PROVIDED INFORMATION -

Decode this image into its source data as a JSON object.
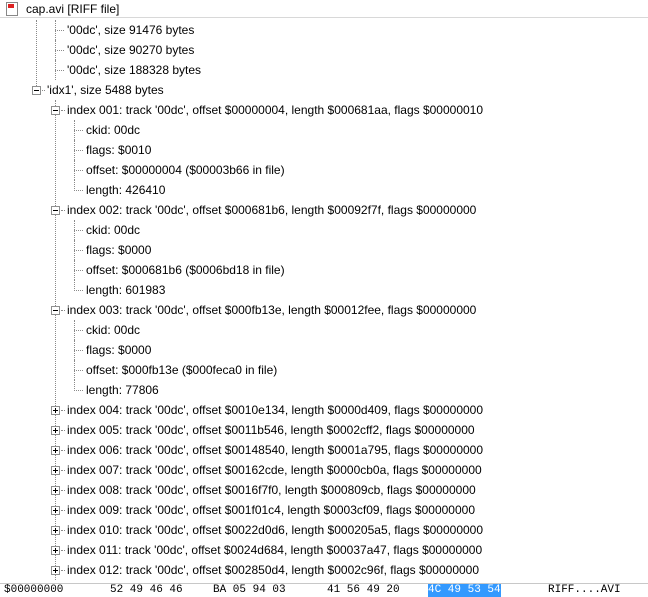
{
  "window": {
    "title": "cap.avi [RIFF file]",
    "icon": "document-icon"
  },
  "tree": {
    "rows": [
      {
        "text": "'00dc', size 91476 bytes",
        "level": 2
      },
      {
        "text": "'00dc', size 90270 bytes",
        "level": 2
      },
      {
        "text": "'00dc', size 188328 bytes",
        "level": 2
      },
      {
        "text": "'idx1', size 5488 bytes",
        "level": 1,
        "expander": "minus"
      },
      {
        "text": "index 001: track '00dc', offset $00000004, length $000681aa, flags $00000010",
        "level": 2,
        "expander": "minus"
      },
      {
        "text": "ckid: 00dc",
        "level": 3
      },
      {
        "text": "flags: $0010",
        "level": 3
      },
      {
        "text": "offset: $00000004 ($00003b66 in file)",
        "level": 3
      },
      {
        "text": "length: 426410",
        "level": 3
      },
      {
        "text": "index 002: track '00dc', offset $000681b6, length $00092f7f, flags $00000000",
        "level": 2,
        "expander": "minus"
      },
      {
        "text": "ckid: 00dc",
        "level": 3
      },
      {
        "text": "flags: $0000",
        "level": 3
      },
      {
        "text": "offset: $000681b6 ($0006bd18 in file)",
        "level": 3
      },
      {
        "text": "length: 601983",
        "level": 3
      },
      {
        "text": "index 003: track '00dc', offset $000fb13e, length $00012fee, flags $00000000",
        "level": 2,
        "expander": "minus"
      },
      {
        "text": "ckid: 00dc",
        "level": 3
      },
      {
        "text": "flags: $0000",
        "level": 3
      },
      {
        "text": "offset: $000fb13e ($000feca0 in file)",
        "level": 3
      },
      {
        "text": "length: 77806",
        "level": 3
      },
      {
        "text": "index 004: track '00dc', offset $0010e134, length $0000d409, flags $00000000",
        "level": 2,
        "expander": "plus"
      },
      {
        "text": "index 005: track '00dc', offset $0011b546, length $0002cff2, flags $00000000",
        "level": 2,
        "expander": "plus"
      },
      {
        "text": "index 006: track '00dc', offset $00148540, length $0001a795, flags $00000000",
        "level": 2,
        "expander": "plus"
      },
      {
        "text": "index 007: track '00dc', offset $00162cde, length $0000cb0a, flags $00000000",
        "level": 2,
        "expander": "plus"
      },
      {
        "text": "index 008: track '00dc', offset $0016f7f0, length $000809cb, flags $00000000",
        "level": 2,
        "expander": "plus"
      },
      {
        "text": "index 009: track '00dc', offset $001f01c4, length $0003cf09, flags $00000000",
        "level": 2,
        "expander": "plus"
      },
      {
        "text": "index 010: track '00dc', offset $0022d0d6, length $000205a5, flags $00000000",
        "level": 2,
        "expander": "plus"
      },
      {
        "text": "index 011: track '00dc', offset $0024d684, length $00037a47, flags $00000000",
        "level": 2,
        "expander": "plus"
      },
      {
        "text": "index 012: track '00dc', offset $002850d4, length $0002c96f, flags $00000000",
        "level": 2,
        "expander": "plus"
      }
    ]
  },
  "hex": {
    "address": "$00000000",
    "group1": "52 49 46 46",
    "group2": "BA 05 94 03",
    "group3": "41 56 49 20",
    "group4_selected": "4C 49 53 54",
    "ascii": "RIFF....AVI"
  },
  "colors": {
    "selection": "#3399ff",
    "tree_lines": "#8a8a8a"
  }
}
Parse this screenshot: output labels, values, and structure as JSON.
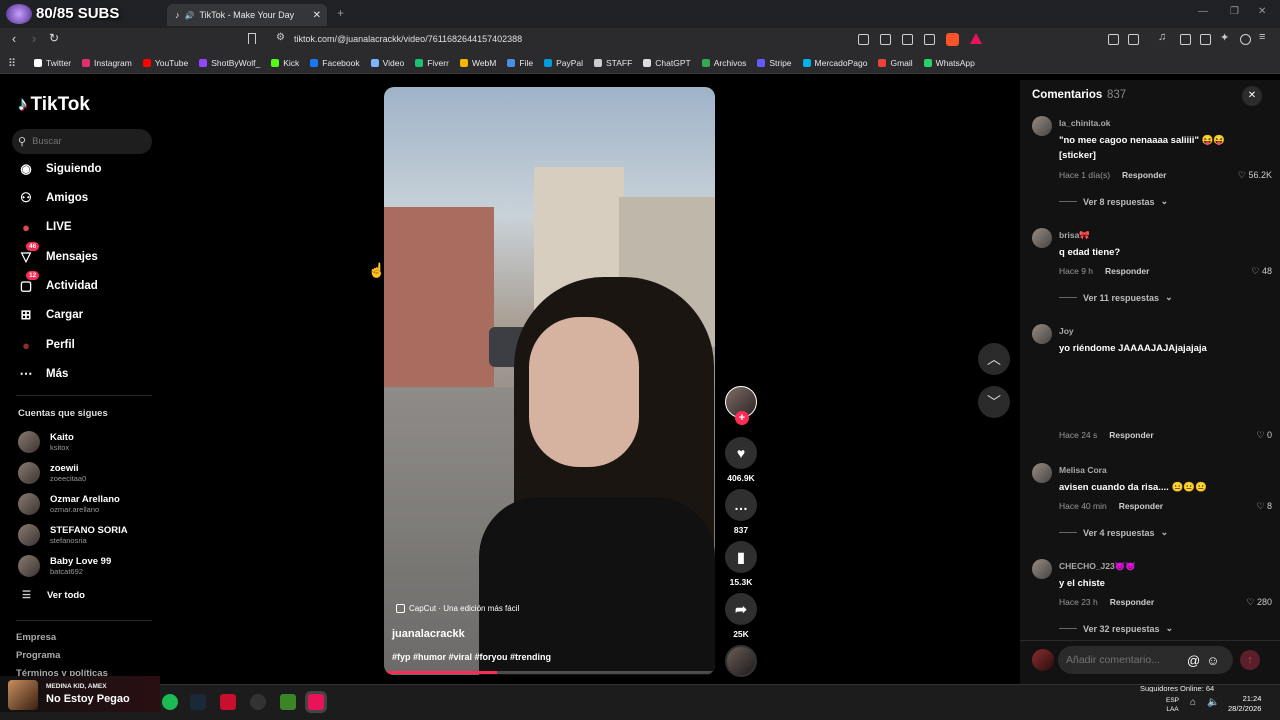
{
  "overlay": {
    "subs": "80/85 SUBS"
  },
  "browser": {
    "tab_title": "TikTok - Make Your Day",
    "url": "tiktok.com/@juanalacrackk/video/7611682644157402388",
    "bookmarks": [
      {
        "label": "Twitter",
        "color": "#ffffff"
      },
      {
        "label": "Instagram",
        "color": "#e1306c"
      },
      {
        "label": "YouTube",
        "color": "#ff0000"
      },
      {
        "label": "ShotByWolf_",
        "color": "#9146ff"
      },
      {
        "label": "Kick",
        "color": "#53fc18"
      },
      {
        "label": "Facebook",
        "color": "#1877f2"
      },
      {
        "label": "Video",
        "color": "#7fb3ff"
      },
      {
        "label": "Fiverr",
        "color": "#1dbf73"
      },
      {
        "label": "WebM",
        "color": "#f5b400"
      },
      {
        "label": "File",
        "color": "#4a90e2"
      },
      {
        "label": "PayPal",
        "color": "#009cde"
      },
      {
        "label": "STAFF",
        "color": "#cccccc"
      },
      {
        "label": "ChatGPT",
        "color": "#dddddd"
      },
      {
        "label": "Archivos",
        "color": "#34a853"
      },
      {
        "label": "Stripe",
        "color": "#635bff"
      },
      {
        "label": "MercadoPago",
        "color": "#00b1ea"
      },
      {
        "label": "Gmail",
        "color": "#ea4335"
      },
      {
        "label": "WhatsApp",
        "color": "#25d366"
      }
    ]
  },
  "sidebar": {
    "logo": "TikTok",
    "search_placeholder": "Buscar",
    "nav": [
      {
        "label": "Siguiendo",
        "icon": "following-avatar-icon"
      },
      {
        "label": "Amigos",
        "icon": "friends-icon"
      },
      {
        "label": "LIVE",
        "icon": "live-icon"
      },
      {
        "label": "Mensajes",
        "icon": "messages-icon",
        "badge": "46"
      },
      {
        "label": "Actividad",
        "icon": "activity-icon",
        "badge": "12"
      },
      {
        "label": "Cargar",
        "icon": "upload-icon"
      },
      {
        "label": "Perfil",
        "icon": "profile-icon"
      },
      {
        "label": "Más",
        "icon": "more-icon"
      }
    ],
    "following_title": "Cuentas que sigues",
    "following": [
      {
        "name": "Kaito",
        "handle": "ksitox"
      },
      {
        "name": "zoewii",
        "handle": "zoeecitaa0"
      },
      {
        "name": "Ozmar Arellano",
        "handle": "ozmar.arellano"
      },
      {
        "name": "STEFANO SORIA",
        "handle": "stefanosria"
      },
      {
        "name": "Baby Love 99",
        "handle": "batcat692"
      }
    ],
    "see_all": "Ver todo",
    "footer": [
      "Empresa",
      "Programa",
      "Términos y políticas"
    ]
  },
  "video": {
    "watermark": "CapCut · Una edición más fácil",
    "author": "juanalacrackk",
    "hashtags": "#fyp #humor #viral #foryou #trending",
    "progress": 0.34
  },
  "actions": [
    {
      "icon": "heart-icon",
      "count": "406.9K"
    },
    {
      "icon": "comment-icon",
      "count": "837"
    },
    {
      "icon": "bookmark-icon",
      "count": "15.3K"
    },
    {
      "icon": "share-icon",
      "count": "25K"
    }
  ],
  "comments_panel": {
    "title": "Comentarios",
    "count": "837",
    "input_placeholder": "Añadir comentario...",
    "comments": [
      {
        "user": "la_chinita.ok",
        "text": "\"no mee cagoo nenaaaa saliiii\" 😝😝 [sticker]",
        "time": "Hace 1 día(s)",
        "reply": "Responder",
        "likes": "56.2K",
        "more": "Ver 8 respuestas"
      },
      {
        "user": "brisa🎀",
        "text": "q edad tiene?",
        "time": "Hace 9 h",
        "reply": "Responder",
        "likes": "48",
        "more": "Ver 11 respuestas"
      },
      {
        "user": "Joy",
        "text": "yo riéndome JAAAAJAJAjajajaja",
        "time": "Hace 24 s",
        "reply": "Responder",
        "likes": "0"
      },
      {
        "user": "Melisa Cora",
        "text": "avisen cuando da risa.... 😐😐😐",
        "time": "Hace 40 min",
        "reply": "Responder",
        "likes": "8",
        "more": "Ver 4 respuestas"
      },
      {
        "user": "CHECHO_J23😈😈",
        "text": "y el chiste",
        "time": "Hace 23 h",
        "reply": "Responder",
        "likes": "280",
        "more": "Ver 32 respuestas"
      }
    ]
  },
  "taskbar": {
    "media_artist": "MEDINA KID, AMEX",
    "media_title": "No Estoy Pegao",
    "ticker": "Suguidores Online: 64",
    "lang": "ESP",
    "lang2": "LAA",
    "time": "21:24",
    "date": "28/2/2026"
  }
}
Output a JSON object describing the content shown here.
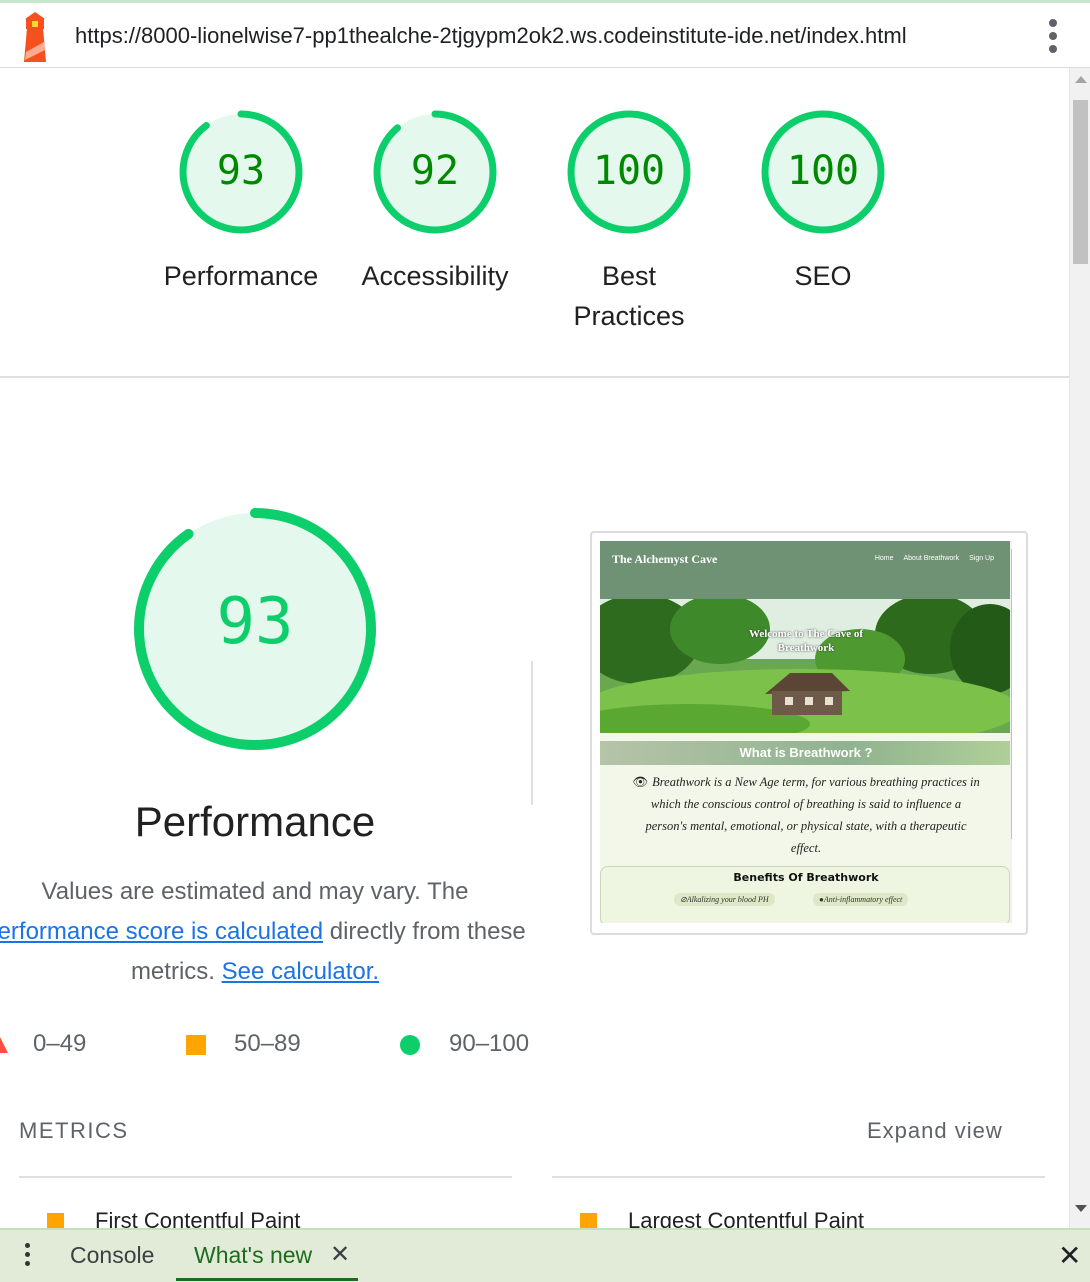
{
  "url_bar": {
    "url": "https://8000-lionelwise7-pp1thealche-2tjgypm2ok2.ws.codeinstitute-ide.net/index.html"
  },
  "scores": [
    {
      "value": "93",
      "label": "Performance",
      "score": 93
    },
    {
      "value": "92",
      "label": "Accessibility",
      "score": 92
    },
    {
      "value": "100",
      "label": "Best Practices",
      "score": 100
    },
    {
      "value": "100",
      "label": "SEO",
      "score": 100
    }
  ],
  "performance": {
    "score_text": "93",
    "score": 93,
    "title": "Performance",
    "desc_pre": "Values are estimated and may vary. The ",
    "desc_link": "performance score is calculated",
    "desc_mid": " directly from these metrics. ",
    "calc_link": "See calculator."
  },
  "legend": [
    {
      "range": "0–49",
      "shape": "triangle",
      "color": "#ff4e42"
    },
    {
      "range": "50–89",
      "shape": "square",
      "color": "#ffa400"
    },
    {
      "range": "90–100",
      "shape": "circle",
      "color": "#0cce6b"
    }
  ],
  "screenshot": {
    "brand": "The Alchemyst Cave",
    "nav": [
      "Home",
      "About Breathwork",
      "Sign Up"
    ],
    "hero_title_1": "Welcome to The Cave of",
    "hero_title_2": "Breathwork",
    "section_heading": "What is Breathwork ?",
    "paragraph": "Breathwork is a New Age term, for various breathing practices in which the conscious control of breathing is said to influence a person's mental, emotional, or physical state, with a therapeutic effect.",
    "box_title": "Benefits Of Breathwork",
    "chips": [
      "Alkalizing your blood PH",
      "Anti-inflammatory effect"
    ]
  },
  "metrics": {
    "header": "METRICS",
    "expand": "Expand view",
    "items": [
      "First Contentful Paint",
      "Largest Contentful Paint"
    ]
  },
  "drawer": {
    "tabs": [
      "Console",
      "What's new"
    ],
    "tab_close": "✕",
    "close": "✕"
  },
  "colors": {
    "pass": "#0cce6b",
    "pass_dark": "#008800",
    "average": "#ffa400",
    "fail": "#ff4e42",
    "gauge_fill": "#e5f8ed"
  }
}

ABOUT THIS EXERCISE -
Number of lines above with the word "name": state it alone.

RESULT -
5